-- Exercise input follows --
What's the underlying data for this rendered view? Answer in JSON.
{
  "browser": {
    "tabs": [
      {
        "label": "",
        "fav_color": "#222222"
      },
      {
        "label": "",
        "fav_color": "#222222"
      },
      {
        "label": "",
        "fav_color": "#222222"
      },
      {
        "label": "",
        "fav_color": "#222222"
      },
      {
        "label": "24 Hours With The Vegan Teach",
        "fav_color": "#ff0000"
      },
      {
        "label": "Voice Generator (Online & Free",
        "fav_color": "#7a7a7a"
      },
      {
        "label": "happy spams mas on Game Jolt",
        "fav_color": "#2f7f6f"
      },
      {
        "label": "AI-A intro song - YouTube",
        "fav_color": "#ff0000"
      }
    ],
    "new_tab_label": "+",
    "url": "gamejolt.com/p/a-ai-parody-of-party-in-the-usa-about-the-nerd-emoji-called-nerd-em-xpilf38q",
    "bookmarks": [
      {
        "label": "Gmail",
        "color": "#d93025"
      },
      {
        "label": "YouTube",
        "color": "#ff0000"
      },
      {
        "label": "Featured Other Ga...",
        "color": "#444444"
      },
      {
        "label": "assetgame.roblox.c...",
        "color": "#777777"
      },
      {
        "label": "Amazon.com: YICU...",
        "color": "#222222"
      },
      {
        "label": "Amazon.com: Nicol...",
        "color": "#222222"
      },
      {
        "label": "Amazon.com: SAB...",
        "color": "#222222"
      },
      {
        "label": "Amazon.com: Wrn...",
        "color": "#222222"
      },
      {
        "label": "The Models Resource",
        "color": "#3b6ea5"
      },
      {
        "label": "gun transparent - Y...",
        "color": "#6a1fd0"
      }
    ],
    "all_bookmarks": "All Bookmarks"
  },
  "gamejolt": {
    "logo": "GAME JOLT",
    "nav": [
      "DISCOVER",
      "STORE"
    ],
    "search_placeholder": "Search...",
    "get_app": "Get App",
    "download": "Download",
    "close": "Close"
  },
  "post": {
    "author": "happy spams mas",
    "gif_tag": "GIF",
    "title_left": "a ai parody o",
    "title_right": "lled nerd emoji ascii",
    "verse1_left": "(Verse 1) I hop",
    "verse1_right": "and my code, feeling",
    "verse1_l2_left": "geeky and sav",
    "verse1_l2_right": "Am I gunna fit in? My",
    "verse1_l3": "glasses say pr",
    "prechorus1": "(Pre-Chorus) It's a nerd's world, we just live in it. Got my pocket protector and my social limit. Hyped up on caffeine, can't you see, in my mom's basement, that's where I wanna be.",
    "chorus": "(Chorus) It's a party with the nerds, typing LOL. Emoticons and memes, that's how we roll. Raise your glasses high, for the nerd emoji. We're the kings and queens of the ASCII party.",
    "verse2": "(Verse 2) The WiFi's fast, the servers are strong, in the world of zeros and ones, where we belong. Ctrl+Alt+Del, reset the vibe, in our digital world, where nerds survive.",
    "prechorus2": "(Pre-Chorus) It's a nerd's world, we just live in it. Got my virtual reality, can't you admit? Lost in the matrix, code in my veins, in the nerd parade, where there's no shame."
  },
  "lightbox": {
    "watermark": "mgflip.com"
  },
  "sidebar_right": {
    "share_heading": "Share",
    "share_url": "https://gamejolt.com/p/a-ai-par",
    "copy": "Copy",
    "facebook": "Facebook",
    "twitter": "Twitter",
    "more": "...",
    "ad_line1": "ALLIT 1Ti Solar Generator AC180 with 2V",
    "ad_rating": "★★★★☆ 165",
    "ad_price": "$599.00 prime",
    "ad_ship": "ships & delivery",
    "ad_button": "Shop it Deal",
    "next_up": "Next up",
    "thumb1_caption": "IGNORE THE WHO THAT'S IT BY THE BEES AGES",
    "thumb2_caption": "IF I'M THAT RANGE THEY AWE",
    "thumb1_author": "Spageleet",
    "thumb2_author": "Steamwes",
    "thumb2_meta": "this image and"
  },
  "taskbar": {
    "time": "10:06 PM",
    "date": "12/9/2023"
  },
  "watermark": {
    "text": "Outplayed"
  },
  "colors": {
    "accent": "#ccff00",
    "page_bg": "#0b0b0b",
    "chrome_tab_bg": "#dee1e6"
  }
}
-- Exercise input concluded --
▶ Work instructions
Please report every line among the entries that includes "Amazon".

▶ Output of the task
        "label": "Amazon.com: YICU...",
        "label": "Amazon.com: Nicol...",
        "label": "Amazon.com: SAB...",
        "label": "Amazon.com: Wrn...",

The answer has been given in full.